End of Part One

Read the part two of History of Kashmir -

Reality views by sm


Gouri October 15, 2009  

If only I had somebody like you to teach me the subject, I would have been a historian by now :-)
Interesting post with tantalizing revelations!

sm,  October 15, 2009  


Anonymous,  October 15, 2009  

waiting for part 2.

SG October 15, 2009  

Excellent information. The root cause of the problem, in my humble opinion, is the indecision by Maharaja Hari Singh. Had he decided to be part of either country, at that moment in time, everyone would have agreed. Period.

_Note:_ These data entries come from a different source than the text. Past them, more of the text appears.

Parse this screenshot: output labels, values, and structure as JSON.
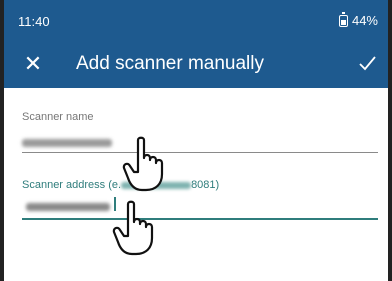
{
  "status": {
    "time": "11:40",
    "battery": "44%"
  },
  "appbar": {
    "title": "Add scanner manually",
    "close_icon": "close-icon",
    "confirm_icon": "check-icon"
  },
  "form": {
    "name_label": "Scanner name",
    "name_value": "",
    "address_label_start": "Scanner address (e.",
    "address_label_end": "8081)",
    "address_value": ""
  },
  "colors": {
    "bar": "#1e5a8f",
    "accent": "#2f7d7c"
  }
}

Samvedna October 15, 2009  

wow! this post is so informative, you take so much pains in your post that they you blog can be an education forum..I love to read your posts.

BK Chowla, October 15, 2009  

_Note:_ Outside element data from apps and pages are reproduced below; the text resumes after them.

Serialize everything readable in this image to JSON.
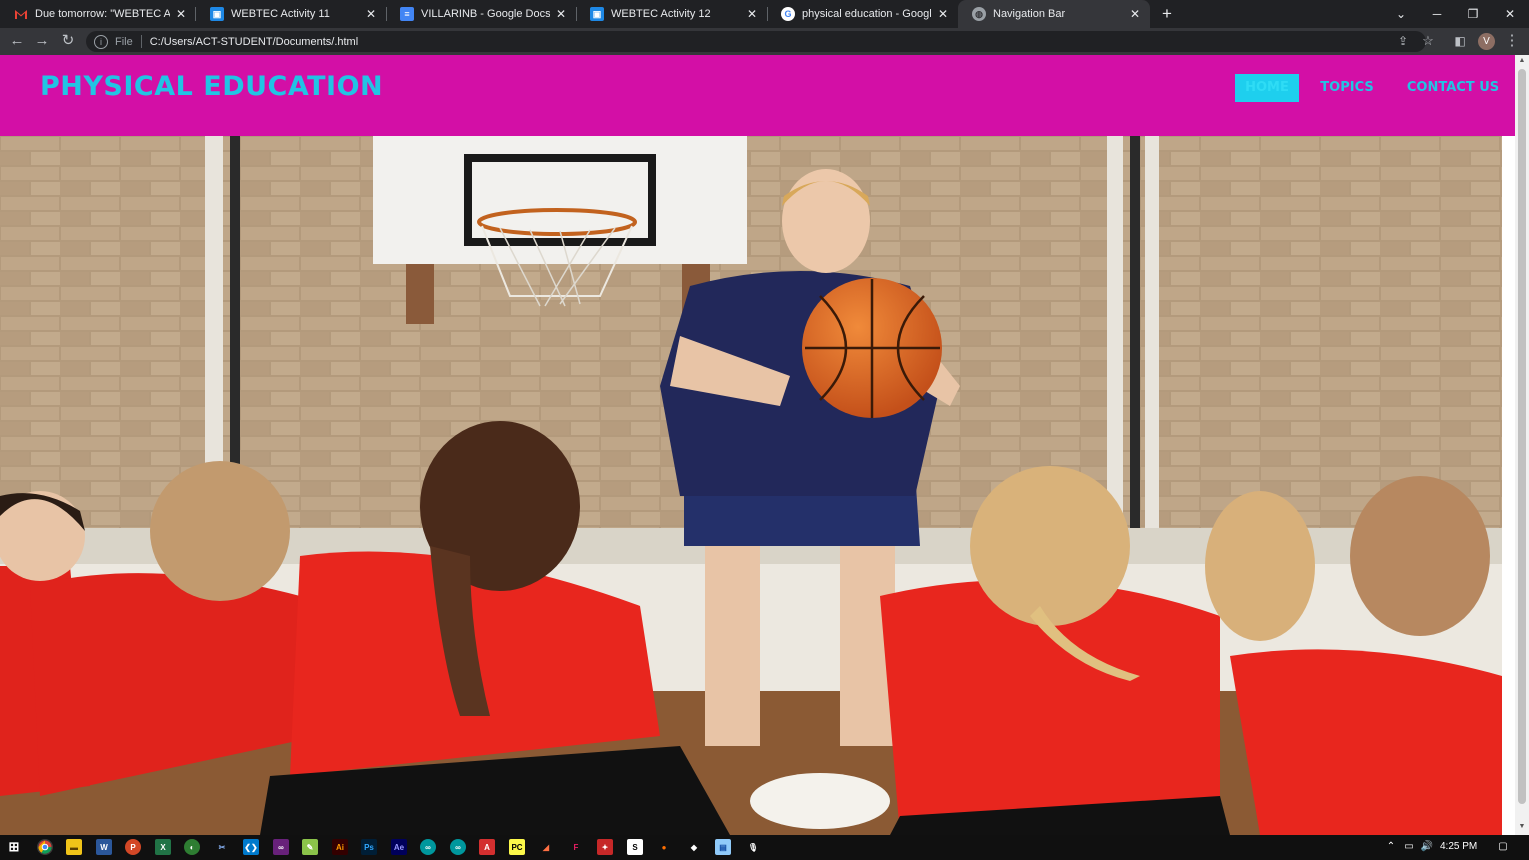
{
  "browser": {
    "tabs": [
      {
        "title": "Due tomorrow: \"WEBTEC Activity",
        "icon": "gmail-icon",
        "active": false
      },
      {
        "title": "WEBTEC Activity 11",
        "icon": "classroom-icon",
        "active": false
      },
      {
        "title": "VILLARINB - Google Docs",
        "icon": "docs-icon",
        "active": false
      },
      {
        "title": "WEBTEC Activity 12",
        "icon": "classroom-icon",
        "active": false
      },
      {
        "title": "physical education - Google Sear",
        "icon": "google-icon",
        "active": false
      },
      {
        "title": "Navigation Bar",
        "icon": "globe-icon",
        "active": true
      }
    ],
    "address": {
      "scheme": "File",
      "url": "C:/Users/ACT-STUDENT/Documents/.html"
    },
    "profile_initial": "V"
  },
  "page": {
    "site_title": "PHYSICAL EDUCATION",
    "nav": [
      {
        "label": "HOME",
        "active": true
      },
      {
        "label": "TOPICS",
        "active": false
      },
      {
        "label": "CONTACT US",
        "active": false
      }
    ],
    "colors": {
      "navbar_bg": "#d30fa6",
      "accent": "#21c4e4"
    }
  },
  "taskbar": {
    "clock": "4:25 PM"
  }
}
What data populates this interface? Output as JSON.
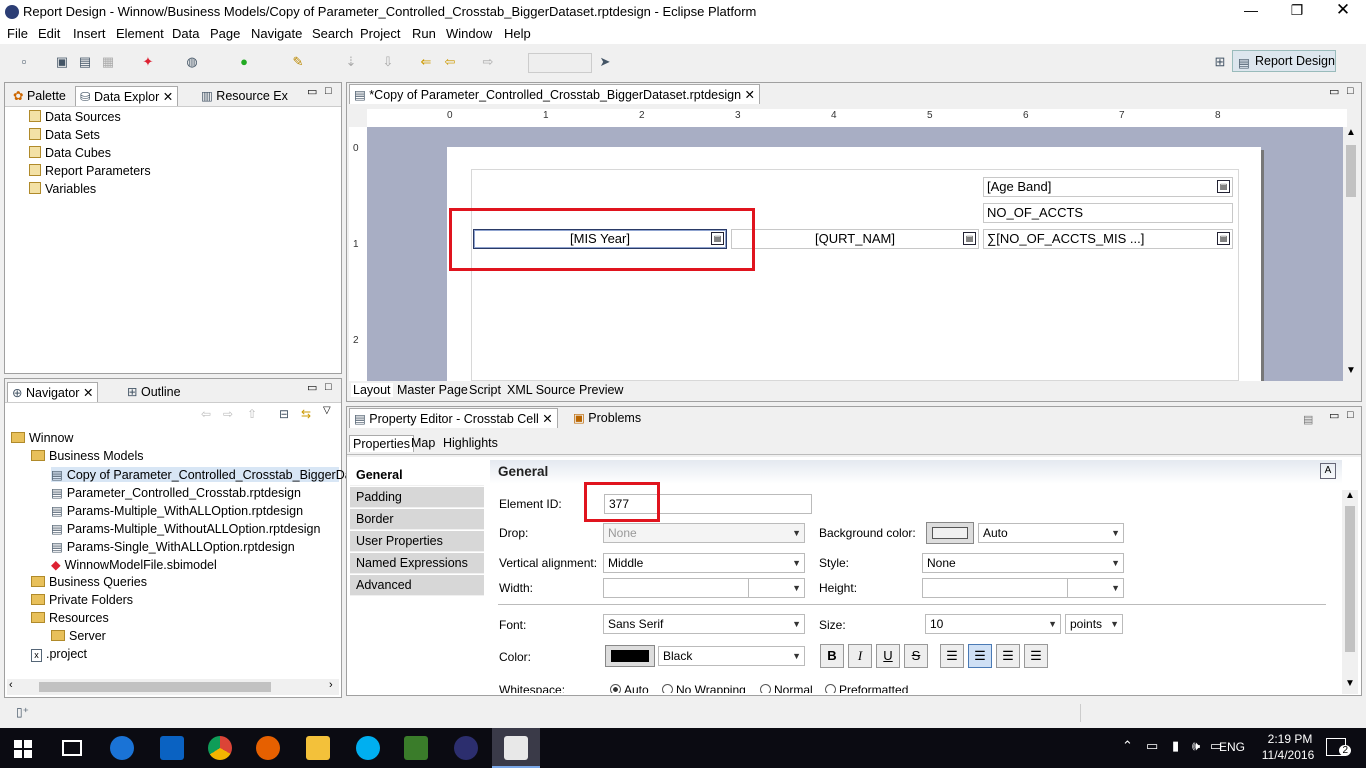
{
  "window": {
    "title": "Report Design - Winnow/Business Models/Copy of Parameter_Controlled_Crosstab_BiggerDataset.rptdesign - Eclipse Platform",
    "min_icon": "minimize-icon",
    "max_icon": "restore-icon",
    "close_icon": "close-icon"
  },
  "menu": [
    "File",
    "Edit",
    "Insert",
    "Element",
    "Data",
    "Page",
    "Navigate",
    "Search",
    "Project",
    "Run",
    "Window",
    "Help"
  ],
  "perspective": {
    "label": "Report Design"
  },
  "left_top": {
    "tabs": [
      "Palette",
      "Data Explor",
      "Resource Ex"
    ],
    "items": [
      "Data Sources",
      "Data Sets",
      "Data Cubes",
      "Report Parameters",
      "Variables"
    ]
  },
  "navigator": {
    "tabs": [
      "Navigator",
      "Outline"
    ],
    "tree": [
      {
        "label": "Winnow",
        "level": 0,
        "kind": "folder"
      },
      {
        "label": "Business Models",
        "level": 1,
        "kind": "folder"
      },
      {
        "label": "Copy of Parameter_Controlled_Crosstab_BiggerDat",
        "level": 2,
        "kind": "file",
        "selected": true
      },
      {
        "label": "Parameter_Controlled_Crosstab.rptdesign",
        "level": 2,
        "kind": "file"
      },
      {
        "label": "Params-Multiple_WithALLOption.rptdesign",
        "level": 2,
        "kind": "file"
      },
      {
        "label": "Params-Multiple_WithoutALLOption.rptdesign",
        "level": 2,
        "kind": "file"
      },
      {
        "label": "Params-Single_WithALLOption.rptdesign",
        "level": 2,
        "kind": "file"
      },
      {
        "label": "WinnowModelFile.sbimodel",
        "level": 2,
        "kind": "model"
      },
      {
        "label": "Business Queries",
        "level": 1,
        "kind": "folder"
      },
      {
        "label": "Private Folders",
        "level": 1,
        "kind": "folder"
      },
      {
        "label": "Resources",
        "level": 1,
        "kind": "folder"
      },
      {
        "label": "Server",
        "level": 2,
        "kind": "folder"
      },
      {
        "label": ".project",
        "level": 1,
        "kind": "xfile"
      }
    ]
  },
  "editor": {
    "tab": "*Copy of Parameter_Controlled_Crosstab_BiggerDataset.rptdesign",
    "ruler_numbers": [
      "0",
      "1",
      "2",
      "3",
      "4",
      "5",
      "6",
      "7",
      "8"
    ],
    "vruler_numbers": [
      "0",
      "1",
      "2"
    ],
    "crosstab": {
      "age_band": "[Age Band]",
      "measure_header": "NO_OF_ACCTS",
      "row_dim1": "[MIS Year]",
      "row_dim2": "[QURT_NAM]",
      "measure_cell": "∑[NO_OF_ACCTS_MIS ...]"
    },
    "bottom_tabs": [
      "Layout",
      "Master Page",
      "Script",
      "XML Source",
      "Preview"
    ]
  },
  "property_editor": {
    "title": "Property Editor - Crosstab Cell",
    "problems_tab": "Problems",
    "subtabs": [
      "Properties",
      "Map",
      "Highlights"
    ],
    "categories": [
      "General",
      "Padding",
      "Border",
      "User Properties",
      "Named Expressions",
      "Advanced"
    ],
    "section_title": "General",
    "fields": {
      "element_id_label": "Element ID:",
      "element_id_value": "377",
      "drop_label": "Drop:",
      "drop_value": "None",
      "background_label": "Background color:",
      "background_value": "Auto",
      "valign_label": "Vertical alignment:",
      "valign_value": "Middle",
      "style_label": "Style:",
      "style_value": "None",
      "width_label": "Width:",
      "height_label": "Height:",
      "font_label": "Font:",
      "font_value": "Sans Serif",
      "size_label": "Size:",
      "size_value": "10",
      "size_unit": "points",
      "color_label": "Color:",
      "color_value": "Black",
      "whitespace_label": "Whitespace:",
      "ws_options": [
        "Auto",
        "No Wrapping",
        "Normal",
        "Preformatted"
      ]
    },
    "format_buttons": [
      "B",
      "I",
      "U",
      "S"
    ]
  },
  "taskbar": {
    "time": "2:19 PM",
    "date": "11/4/2016",
    "lang": "ENG",
    "notifications": "2"
  },
  "colors": {
    "accent": "#2a6bb5",
    "highlight_red": "#e0141e",
    "canvas_bg": "#a8aec4"
  }
}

I am not sure if the role played by the British and Nehru have been taken into account.

Neha October 15, 2009  

sm, very informative post...I have always hated history...wish the books were in this format, so I would have also been an expert in this subject...waiting for ur next post...

Swatantra October 15, 2009  

I am amazed at your passion.. this is quite an information!!

sm,  October 15, 2009  

thanks,yes we can say that it was his mistake

sm,  October 15, 2009  

sure i will visit the blog. please let me know your name.

sm,  October 15, 2009  


sm,  October 15, 2009  

BK Chowla,
Nehru has put the action in the UN.
To keep it short,perfect, to the point, i have avoided many small fights,names of kings, as its not important.Important is who won

sm,  October 15, 2009  


sm,  October 15, 2009  


Insignia October 16, 2009  

So informative yet so simple. Wish we all studied History this way.
I always felt the Maharajah's indecision at that point in time caused such mayhem which continues to this day

sm,  October 16, 2009  


sm,  October 17, 2009  

thanks Happy Diwali to you